5. Let fans vote on everything in All-Star Weekend
The dunk-in during the Rookie Challenge is a step in the right direction since the winner will be voted on via text messages and on NBA.com, but let’s take it even further. Since we are removing the two-month long ballot process, give the fans more to vote on during the voting period.
So, reserve one spot in every contest for the fan vote, including the Dunk Contest, 3-pt Shootout, Skills Challenge and H.O.R.S.E. We can ignore the Shooting Star Challenge or whatever that’s called this year because nobody cares about it. Again, don’t make people choose from a pool, just let them write in who they want to see in that challenge. The problem you run into here is players getting voted into challenges they really aren’t suited for, like Chris Paul in the Dunk Contest or Dwight Howard in the 3-pt Contest. In that case, the players have full right to decline the spot and give it to the next person on the list, even if all they do is vote in LeBron James every season.
It’s not a perfect process and you might get some pretty screwy results sometimes, but the league still has plenty of spots to fill of it’s own choosing. And again, you are giving the fans what they want, only asking them to put a little thought into their decisions.

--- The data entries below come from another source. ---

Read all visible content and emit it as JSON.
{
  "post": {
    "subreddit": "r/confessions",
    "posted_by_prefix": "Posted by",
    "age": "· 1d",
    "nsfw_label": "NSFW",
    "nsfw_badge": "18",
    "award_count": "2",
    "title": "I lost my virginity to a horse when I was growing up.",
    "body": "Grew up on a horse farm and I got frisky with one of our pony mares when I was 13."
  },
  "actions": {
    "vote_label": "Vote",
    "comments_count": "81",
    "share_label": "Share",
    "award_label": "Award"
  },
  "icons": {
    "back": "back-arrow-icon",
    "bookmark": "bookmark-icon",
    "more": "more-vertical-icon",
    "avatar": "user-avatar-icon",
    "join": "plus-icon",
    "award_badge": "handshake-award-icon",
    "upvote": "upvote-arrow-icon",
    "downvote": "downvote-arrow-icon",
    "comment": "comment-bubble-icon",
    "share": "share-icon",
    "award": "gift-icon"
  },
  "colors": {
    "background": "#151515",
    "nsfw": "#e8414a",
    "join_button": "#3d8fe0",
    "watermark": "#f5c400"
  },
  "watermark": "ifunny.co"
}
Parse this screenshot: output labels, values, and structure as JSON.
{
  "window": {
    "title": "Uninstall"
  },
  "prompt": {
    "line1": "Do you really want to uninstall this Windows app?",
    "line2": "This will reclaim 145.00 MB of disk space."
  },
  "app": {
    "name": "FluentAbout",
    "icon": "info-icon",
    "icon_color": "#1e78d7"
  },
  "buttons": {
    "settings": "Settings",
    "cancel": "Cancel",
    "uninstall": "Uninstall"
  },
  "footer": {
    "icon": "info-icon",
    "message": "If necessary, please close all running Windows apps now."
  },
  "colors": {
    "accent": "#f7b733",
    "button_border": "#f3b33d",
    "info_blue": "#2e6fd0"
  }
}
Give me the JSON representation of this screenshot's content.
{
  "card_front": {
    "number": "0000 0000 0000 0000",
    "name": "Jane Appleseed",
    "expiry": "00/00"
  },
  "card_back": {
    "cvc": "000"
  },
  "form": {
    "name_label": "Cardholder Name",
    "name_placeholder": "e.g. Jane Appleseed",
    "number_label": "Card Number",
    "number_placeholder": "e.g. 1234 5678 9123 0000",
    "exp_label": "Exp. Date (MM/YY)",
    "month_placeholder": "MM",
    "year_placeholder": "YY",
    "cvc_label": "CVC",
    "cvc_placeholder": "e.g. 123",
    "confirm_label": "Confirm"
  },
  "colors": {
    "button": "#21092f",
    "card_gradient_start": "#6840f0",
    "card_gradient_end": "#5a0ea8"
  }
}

Will we ever see any of these changes. Maybe some, but almost definitely not all. The NBA loves giving people things to discuss and debate because that just means they are talking about the league. And unless the topic is performance enhancers or drugs or guns or gambling, the league isn’t getting hurt by one poor vote every year or so. Guys like Deron Williams and Carmelo Anthony might get jobbed out of an All-Star spot every so often, but in time they all get their due. With hoops writing as good and comprehensive as it ever was, with more reference materials being put out every day than you would get in entire seasons thirty years ago, do people even use All-Star appearances when debating a player’s worth and talent? We can damn the people all we want for their decisions, but how much of a decision is it if you aren’t asking them to think?